There’s more you can do for performance, but that comes later as you gain experience. Assuming you start with a brand new RZR XP 1000 for about $20,000, you can be ready to race for another $10,000 to $20,000. Or you can buy a turn-key, race-ready UTV from several different brands on a variety of online forums and save a bundle while you get good enough to justify a newer ride.

Sure, it may sound like a lot of money, especially after you add the truck and trailer and about a million other things you’ll need. But when you stack up a UTV against just about anything else racing in the desert, it’s a bargain. And the limited development allowed in the UTV classes means that you won’t be outclassed by someone who can spend truckloads of cash to win a trophy.

There are UTV rental places all over Las Vegas, and you can get that first taste for just a couple hundred bucks. The question is, are you going to do it or not?

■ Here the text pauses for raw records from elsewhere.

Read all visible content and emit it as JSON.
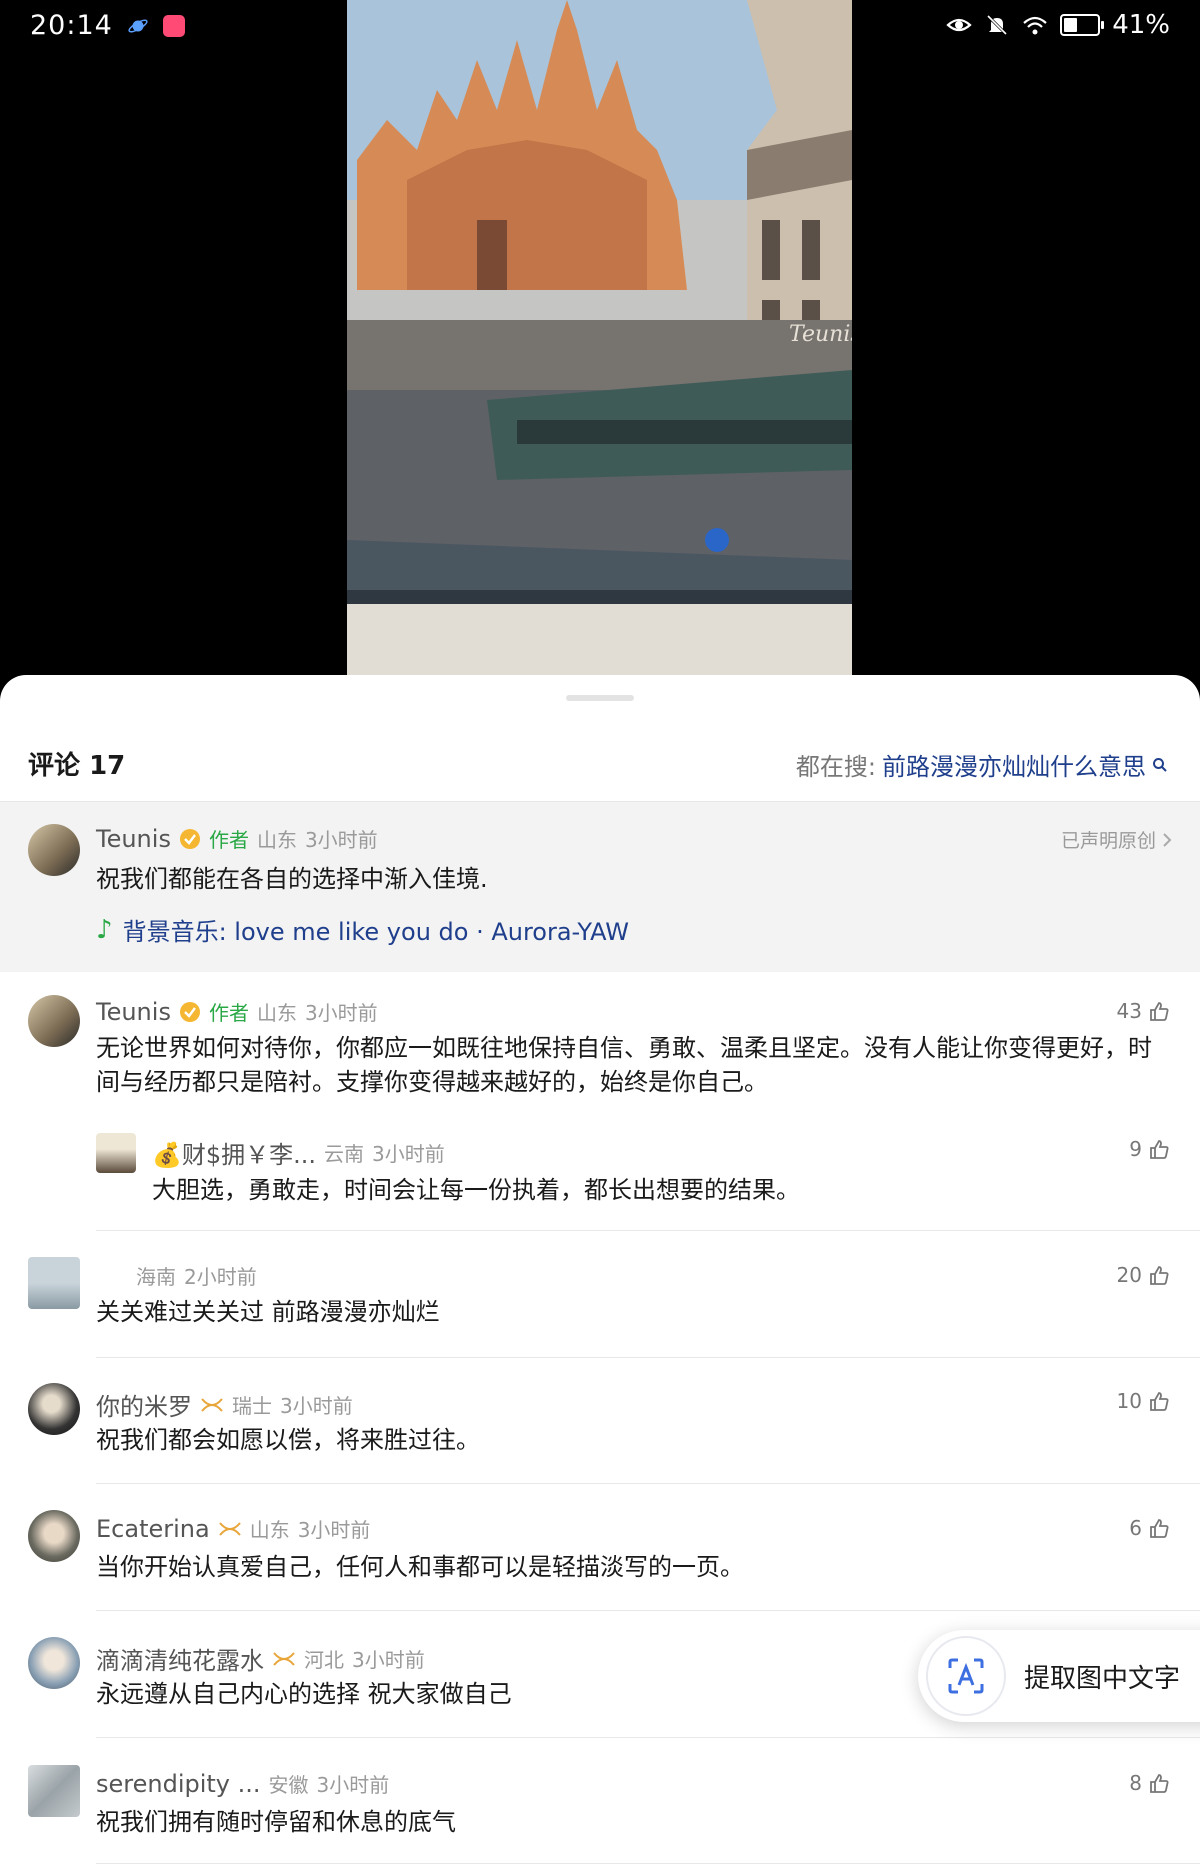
{
  "status_bar": {
    "time": "20:14",
    "battery": "41%",
    "battery_level": 0.41
  },
  "video": {
    "watermark": "Teunis"
  },
  "comments_header": {
    "title": "评论",
    "count": "17",
    "search_prefix": "都在搜:",
    "search_term": "前路漫漫亦灿灿什么意思"
  },
  "pinned": {
    "username": "Teunis",
    "author_tag": "作者",
    "location": "山东",
    "time": "3小时前",
    "declared_label": "已声明原创",
    "text": "祝我们都能在各自的选择中渐入佳境.",
    "music": "背景音乐: love me like you do · Aurora-YAW"
  },
  "comments": [
    {
      "username": "Teunis",
      "author_tag": "作者",
      "location": "山东",
      "time": "3小时前",
      "likes": "43",
      "text": "无论世界如何对待你，你都应一如既往地保持自信、勇敢、温柔且坚定。没有人能让你变得更好，时间与经历都只是陪衬。支撑你变得越来越好的，始终是你自己。"
    },
    {
      "username": "💰财$拥￥李...",
      "location": "云南",
      "time": "3小时前",
      "likes": "9",
      "text": "大胆选，勇敢走，时间会让每一份执着，都长出想要的结果。"
    },
    {
      "username": "",
      "location": "海南",
      "time": "2小时前",
      "likes": "20",
      "text": "关关难过关关过 前路漫漫亦灿烂"
    },
    {
      "username": "你的米罗",
      "location": "瑞士",
      "time": "3小时前",
      "likes": "10",
      "text": "祝我们都会如愿以偿，将来胜过往。"
    },
    {
      "username": "Ecaterina",
      "location": "山东",
      "time": "3小时前",
      "likes": "6",
      "text": "当你开始认真爱自己，任何人和事都可以是轻描淡写的一页。"
    },
    {
      "username": "滴滴清纯花露水",
      "location": "河北",
      "time": "3小时前",
      "likes": "",
      "text": "永远遵从自己内心的选择 祝大家做自己"
    },
    {
      "username": "serendipity ...",
      "location": "安徽",
      "time": "3小时前",
      "likes": "8",
      "text": "祝我们拥有随时停留和休息的底气"
    }
  ],
  "ocr_button": {
    "label": "提取图中文字"
  },
  "colors": {
    "author_green": "#2aa845",
    "link_blue": "#1f3f8c",
    "vip_gold": "#e8a53a",
    "verify_gold": "#f5b731"
  },
  "icons": [
    "eye-icon",
    "bell-off-icon",
    "wifi-icon",
    "battery-icon",
    "verify-badge-icon",
    "vip-icon",
    "like-icon",
    "search-icon",
    "chevron-right-icon",
    "music-note-icon",
    "ocr-scan-icon"
  ]
}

Jeff Zurschmeide
Jeff Zurschmeide is a freelance writer from Portland, Oregon. Jeff covers new cars, motor sports, and technical topics for a…
The 6 best car GPS trackers in 2024
For the ultimate peace of mind, equip your car with a GPS tracker
GPS Tracker for your car

Whether you’re concerned about your vehicle being stolen or just want to keep tabs on a teen driver, you’ve probably considered installing one of the many car GPS trackers. The high price for LoJack or other subscription-based tracker services may have kept you from pulling the trigger, but these days, a highly-rated device is much more affordable. They do come standard in some modern vehicles, but not all, and sometimes cost extra to have installed even by the manufacturer. There's no denying that they are useful. So, if you want to treat yourself to some peace of mind -- whether your vehicle is parked right outside or thousands of miles away -- it might be time to think about installing one of the best GPS trackers for your car.

 
The best car GPS trackers in 2024

Read more
The 6 best car phone holders in 2024
Belkin BoostCharge Magnetic Wireless Car Charger with an iPhone 14 Pro.

Belkin BoostCharge Magnetic Wireless Car Charger Andy Boxall / Digital Trends

Installing a car phone mount in your vehicle is the best way to make sure that you have easy access to your smartphone when behind the wheel. While you shouldn't be using your phone while driving, having it mounted on your windshield, dashboard, vent, or anywhere else will let you take a quick glance when you're using a navigation app, or to change your playlist when you stop for a traffic light, for example. Instead of having to pick up your device, it will be easier and faster to get these done while it's on a car phone mount for less time of having your eyes off the road.

Read more
Should you buy a used EV? Maybe, but it’s complicated
2022 Hyundai Ioniq 5 Limited AWD rear end side profile from driver's side with trees and a metal fence in the back.

Electric cars are slowly but surely getting cheaper. Over the past year or so, Ford and Tesla have been discounting their most popular electric cars while other brands, like Rivian, are laying the groundwork for all-new cheaper models.

But you'd still be hard-pressed to call electric cars cheap, and buying a completely new car in the first place is a hurdle in and of itself for many potential buyers. According to Statista, used car sales represented around 74% of all car sales in 2022, and while this figure is likely to change as electric cars get cheaper, the fact remains that most car buyers would prefer to save cash and buy used rather than buy something new.
Buying a new car ain't what it used to be
Buying a car with an electric powertrain doesn't necessarily need to be all that different from buying an internal combustion engine (ICE) vehicle. But there's a little more to it than that.

Read more